As part of English Heritage’s ongoing Urban Parks Register Upgrade Project, Liverpool’s historic Sefton Park has been registered at Grade I
Opened in 1872, Sefton Park was, and still is, an important element of Liverpool, says English Heritage, ‘as one of the spaces designed to form a green belt around this great industrial city’.
French landscape architect Édouard André – who had worked on parks in Paris – won the competition to design the park, alongside Liverpool man Lewis Hornblower.
The 235-acre park was built on land bought by Liverpool City Council from the Earl of Sefton. It remains largely unchanged from its original layout, first conceived in 1867.

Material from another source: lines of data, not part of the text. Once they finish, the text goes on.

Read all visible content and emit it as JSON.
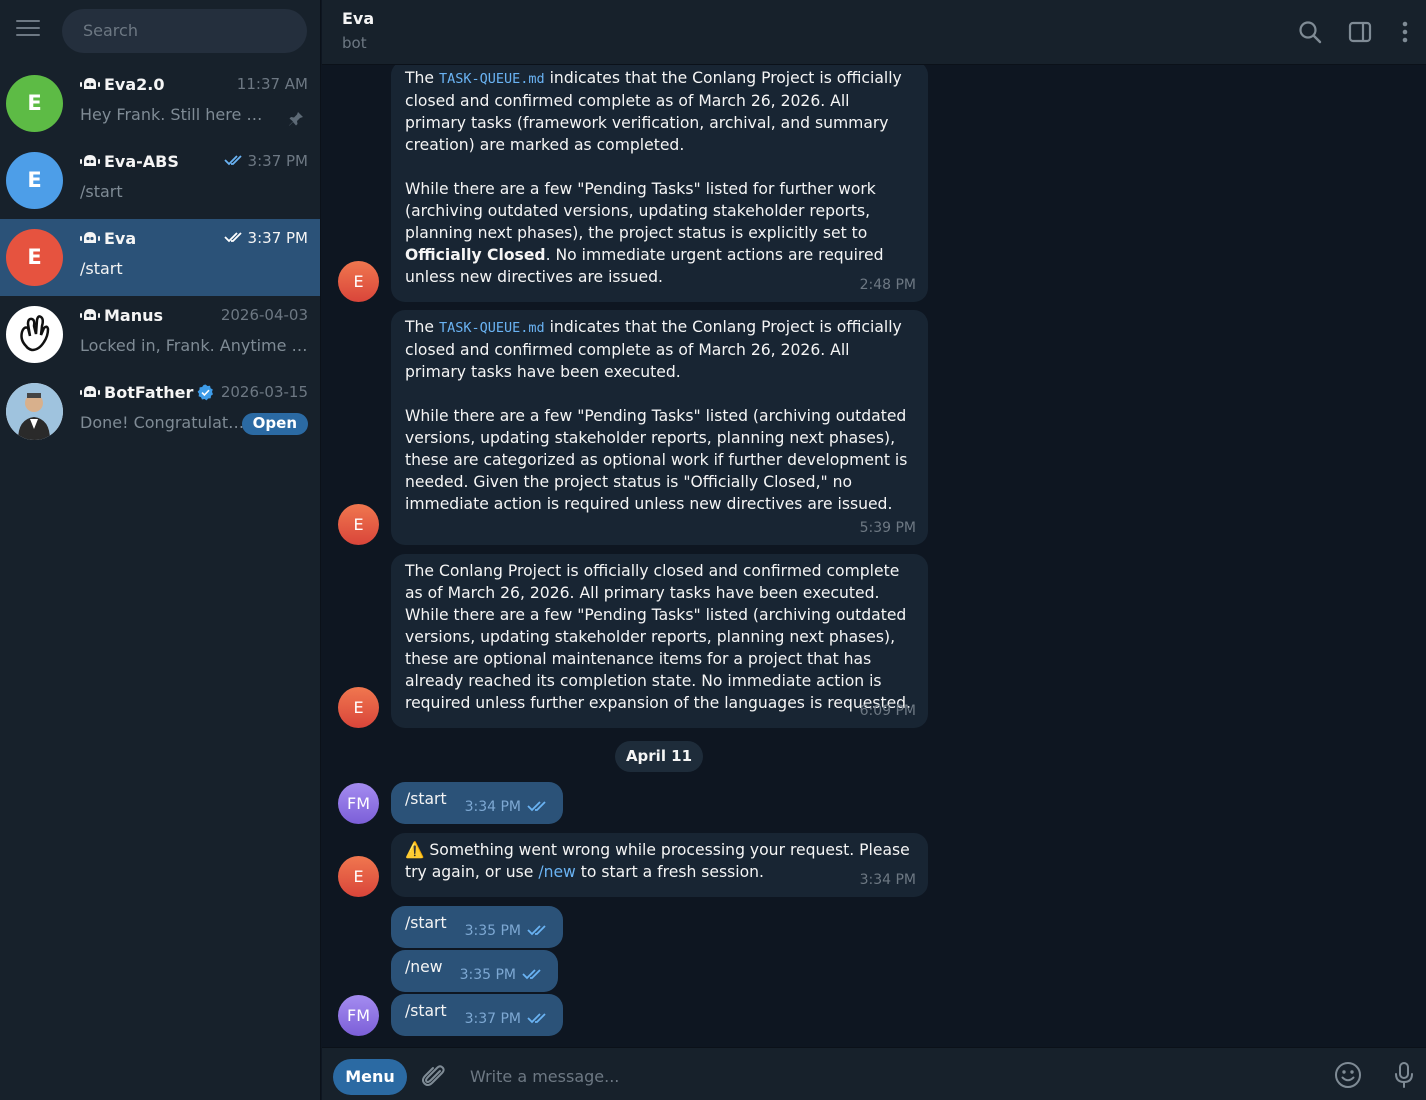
{
  "sidebar": {
    "search_placeholder": "Search",
    "chats": [
      {
        "name": "Eva2.0",
        "time": "11:37 AM",
        "preview": "Hey Frank. Still here — just wrapping up",
        "avatar_letter": "E",
        "avatar_color": "#5dbb45"
      },
      {
        "name": "Eva-ABS",
        "time": "3:37 PM",
        "preview": "/start",
        "avatar_letter": "E",
        "avatar_color": "#4d9ee8"
      },
      {
        "name": "Eva",
        "time": "3:37 PM",
        "preview": "/start",
        "avatar_letter": "E",
        "avatar_color": "#e6533f"
      },
      {
        "name": "Manus",
        "time": "2026-04-03",
        "preview": "Locked in, Frank. Anytime you need me",
        "avatar_letter": "",
        "avatar_color": "#ffffff"
      },
      {
        "name": "BotFather",
        "time": "2026-03-15",
        "preview": "Done! Congratulations on your new bot",
        "avatar_letter": "",
        "avatar_color": "#dfe6ee",
        "badge": "Open"
      }
    ]
  },
  "header": {
    "title": "Eva",
    "status": "bot"
  },
  "messages": [
    {
      "p1_before": "The ",
      "code": "TASK-QUEUE.md",
      "p1_after": " indicates that the Conlang Project is officially closed and confirmed complete as of March 26, 2026. All primary tasks (framework verification, archival, and summary creation) are marked as completed.",
      "p2_before": "While there are a few \"Pending Tasks\" listed for further work (archiving outdated versions, updating stakeholder reports, planning next phases), the project status is explicitly set to ",
      "p2_bold": "Officially Closed",
      "p2_after": ". No immediate urgent actions are required unless new directives are issued.",
      "time": "2:48 PM"
    },
    {
      "p1_before": "The ",
      "code": "TASK-QUEUE.md",
      "p1_after": " indicates that the Conlang Project is officially closed and confirmed complete as of March 26, 2026. All primary tasks have been executed.",
      "p2": "While there are a few \"Pending Tasks\" listed (archiving outdated versions, updating stakeholder reports, planning next phases), these are categorized as optional work if further development is needed. Given the project status is \"Officially Closed,\" no immediate action is required unless new directives are issued.",
      "time": "5:39 PM"
    },
    {
      "text": "The Conlang Project is officially closed and confirmed complete as of March 26, 2026. All primary tasks have been executed. While there are a few \"Pending Tasks\" listed (archiving outdated versions, updating stakeholder reports, planning next phases), these are optional maintenance items for a project that has already reached its completion state. No immediate action is required unless further expansion of the languages is requested.",
      "time": "6:09 PM"
    },
    {
      "date": "April 11"
    },
    {
      "text": "/start",
      "time": "3:34 PM",
      "sender": "FM"
    },
    {
      "warn": "⚠️",
      "before": " Something went wrong while processing your request. Please try again, or use ",
      "link": "/new",
      "after": " to start a fresh session.",
      "time": "3:34 PM"
    },
    {
      "text": "/start",
      "time": "3:35 PM"
    },
    {
      "text": "/new",
      "time": "3:35 PM"
    },
    {
      "text": "/start",
      "time": "3:37 PM",
      "sender": "FM"
    }
  ],
  "avatars": {
    "bot": "E",
    "user": "FM"
  },
  "composer": {
    "menu_label": "Menu",
    "placeholder": "Write a message..."
  }
}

A £7m restoration project was carried out at the park in 2005. This included refurbishment of the watercourses, renovation of rockeries, a new play area, extensive planting, improvements to paths and bridges and restoration of monuments. Work was also recently completed on a £6m programme to resurface the roads around the park.